- _TASK BRIEF_:
Each record should appear again in the response exactly as it does in the original.

### EXCERPTED DATA ###

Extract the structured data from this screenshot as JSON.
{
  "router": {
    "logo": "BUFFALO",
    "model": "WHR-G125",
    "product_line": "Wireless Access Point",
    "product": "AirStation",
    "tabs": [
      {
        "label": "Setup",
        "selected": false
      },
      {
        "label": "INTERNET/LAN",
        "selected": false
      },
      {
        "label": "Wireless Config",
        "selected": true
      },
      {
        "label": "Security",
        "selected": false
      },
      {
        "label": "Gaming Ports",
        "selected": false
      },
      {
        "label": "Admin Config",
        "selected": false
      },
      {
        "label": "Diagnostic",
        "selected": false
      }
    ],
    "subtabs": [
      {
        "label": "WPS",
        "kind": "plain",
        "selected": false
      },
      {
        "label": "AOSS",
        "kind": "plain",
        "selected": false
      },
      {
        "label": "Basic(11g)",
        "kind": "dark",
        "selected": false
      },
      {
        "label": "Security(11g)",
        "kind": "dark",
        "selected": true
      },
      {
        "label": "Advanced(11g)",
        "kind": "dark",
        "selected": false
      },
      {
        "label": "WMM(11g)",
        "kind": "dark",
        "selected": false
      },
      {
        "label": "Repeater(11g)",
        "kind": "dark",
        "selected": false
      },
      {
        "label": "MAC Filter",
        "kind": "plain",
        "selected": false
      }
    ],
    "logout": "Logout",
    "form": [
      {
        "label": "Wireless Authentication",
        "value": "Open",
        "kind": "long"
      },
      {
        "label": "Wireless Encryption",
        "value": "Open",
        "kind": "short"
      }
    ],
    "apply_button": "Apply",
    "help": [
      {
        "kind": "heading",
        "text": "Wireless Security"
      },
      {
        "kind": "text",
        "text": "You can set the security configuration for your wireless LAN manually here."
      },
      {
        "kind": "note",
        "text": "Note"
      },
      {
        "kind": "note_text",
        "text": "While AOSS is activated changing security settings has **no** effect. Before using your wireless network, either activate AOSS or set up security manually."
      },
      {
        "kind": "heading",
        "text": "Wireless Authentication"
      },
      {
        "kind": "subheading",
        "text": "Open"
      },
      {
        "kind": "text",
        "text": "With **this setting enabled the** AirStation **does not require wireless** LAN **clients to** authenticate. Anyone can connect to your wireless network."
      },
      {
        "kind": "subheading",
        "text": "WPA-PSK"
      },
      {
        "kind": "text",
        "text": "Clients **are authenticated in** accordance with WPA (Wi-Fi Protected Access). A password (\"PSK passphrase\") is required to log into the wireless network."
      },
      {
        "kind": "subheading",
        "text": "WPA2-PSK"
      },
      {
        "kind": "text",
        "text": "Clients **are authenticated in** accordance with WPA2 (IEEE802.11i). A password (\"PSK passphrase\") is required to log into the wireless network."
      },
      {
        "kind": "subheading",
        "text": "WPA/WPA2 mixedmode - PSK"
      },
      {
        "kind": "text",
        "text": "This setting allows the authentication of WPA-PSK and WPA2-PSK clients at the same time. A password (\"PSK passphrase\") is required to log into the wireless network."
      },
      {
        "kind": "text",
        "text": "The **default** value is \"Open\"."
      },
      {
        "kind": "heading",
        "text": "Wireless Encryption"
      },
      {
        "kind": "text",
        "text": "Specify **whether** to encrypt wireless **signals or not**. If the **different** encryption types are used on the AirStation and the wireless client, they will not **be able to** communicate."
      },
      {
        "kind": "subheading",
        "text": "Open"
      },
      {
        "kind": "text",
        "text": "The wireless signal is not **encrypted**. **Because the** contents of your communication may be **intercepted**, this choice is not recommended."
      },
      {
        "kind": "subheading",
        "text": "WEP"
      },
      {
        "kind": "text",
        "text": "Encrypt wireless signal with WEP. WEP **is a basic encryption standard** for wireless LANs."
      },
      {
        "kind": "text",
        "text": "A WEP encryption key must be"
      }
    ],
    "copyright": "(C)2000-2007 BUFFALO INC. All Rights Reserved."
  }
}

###

- _TASK RESULT_:
Extract the structured data from this screenshot as JSON.
{
  "router": {
    "logo": "BUFFALO",
    "model": "WHR-G125",
    "product_line": "Wireless Access Point",
    "product": "AirStation",
    "tabs": [
      {
        "label": "Setup",
        "selected": false
      },
      {
        "label": "INTERNET/LAN",
        "selected": false
      },
      {
        "label": "Wireless Config",
        "selected": true
      },
      {
        "label": "Security",
        "selected": false
      },
      {
        "label": "Gaming Ports",
        "selected": false
      },
      {
        "label": "Admin Config",
        "selected": false
      },
      {
        "label": "Diagnostic",
        "selected": false
      }
    ],
    "subtabs": [
      {
        "label": "WPS",
        "kind": "plain",
        "selected": false
      },
      {
        "label": "AOSS",
        "kind": "plain",
        "selected": false
      },
      {
        "label": "Basic(11g)",
        "kind": "dark",
        "selected": false
      },
      {
        "label": "Security(11g)",
        "kind": "dark",
        "selected": true
      },
      {
        "label": "Advanced(11g)",
        "kind": "dark",
        "selected": false
      },
      {
        "label": "WMM(11g)",
        "kind": "dark",
        "selected": false
      },
      {
        "label": "Repeater(11g)",
        "kind": "dark",
        "selected": false
      },
      {
        "label": "MAC Filter",
        "kind": "plain",
        "selected": false
      }
    ],
    "logout": "Logout",
    "form": [
      {
        "label": "Wireless Authentication",
        "value": "Open",
        "kind": "long"
      },
      {
        "label": "Wireless Encryption",
        "value": "Open",
        "kind": "short"
      }
    ],
    "apply_button": "Apply",
    "help": [
      {
        "kind": "heading",
        "text": "Wireless Security"
      },
      {
        "kind": "text",
        "text": "You can set the security configuration for your wireless LAN manually here."
      },
      {
        "kind": "note",
        "text": "Note"
      },
      {
        "kind": "note_text",
        "text": "While AOSS is activated changing security settings has **no** effect. Before using your wireless network, either activate AOSS or set up security manually."
      },
      {
        "kind": "heading",
        "text": "Wireless Authentication"
      },
      {
        "kind": "subheading",
        "text": "Open"
      },
      {
        "kind": "text",
        "text": "With **this setting enabled the** AirStation **does not require wireless** LAN **clients to** authenticate. Anyone can connect to your wireless network."
      },
      {
        "kind": "subheading",
        "text": "WPA-PSK"
      },
      {
        "kind": "text",
        "text": "Clients **are authenticated in** accordance with WPA (Wi-Fi Protected Access). A password (\"PSK passphrase\") is required to log into the wireless network."
      },
      {
        "kind": "subheading",
        "text": "WPA2-PSK"
      },
      {
        "kind": "text",
        "text": "Clients **are authenticated in** accordance with WPA2 (IEEE802.11i). A password (\"PSK passphrase\") is required to log into the wireless network."
      },
      {
        "kind": "subheading",
        "text": "WPA/WPA2 mixedmode - PSK"
      },
      {
        "kind": "text",
        "text": "This setting allows the authentication of WPA-PSK and WPA2-PSK clients at the same time. A password (\"PSK passphrase\") is required to log into the wireless network."
      },
      {
        "kind": "text",
        "text": "The **default** value is \"Open\"."
      },
      {
        "kind": "heading",
        "text": "Wireless Encryption"
      },
      {
        "kind": "text",
        "text": "Specify **whether** to encrypt wireless **signals or not**. If the **different** encryption types are used on the AirStation and the wireless client, they will not **be able to** communicate."
      },
      {
        "kind": "subheading",
        "text": "Open"
      },
      {
        "kind": "text",
        "text": "The wireless signal is not **encrypted**. **Because the** contents of your communication may be **intercepted**, this choice is not recommended."
      },
      {
        "kind": "subheading",
        "text": "WEP"
      },
      {
        "kind": "text",
        "text": "Encrypt wireless signal with WEP. WEP **is a basic encryption standard** for wireless LANs."
      },
      {
        "kind": "text",
        "text": "A WEP encryption key must be"
      }
    ],
    "copyright": "(C)2000-2007 BUFFALO INC. All Rights Reserved."
  }
}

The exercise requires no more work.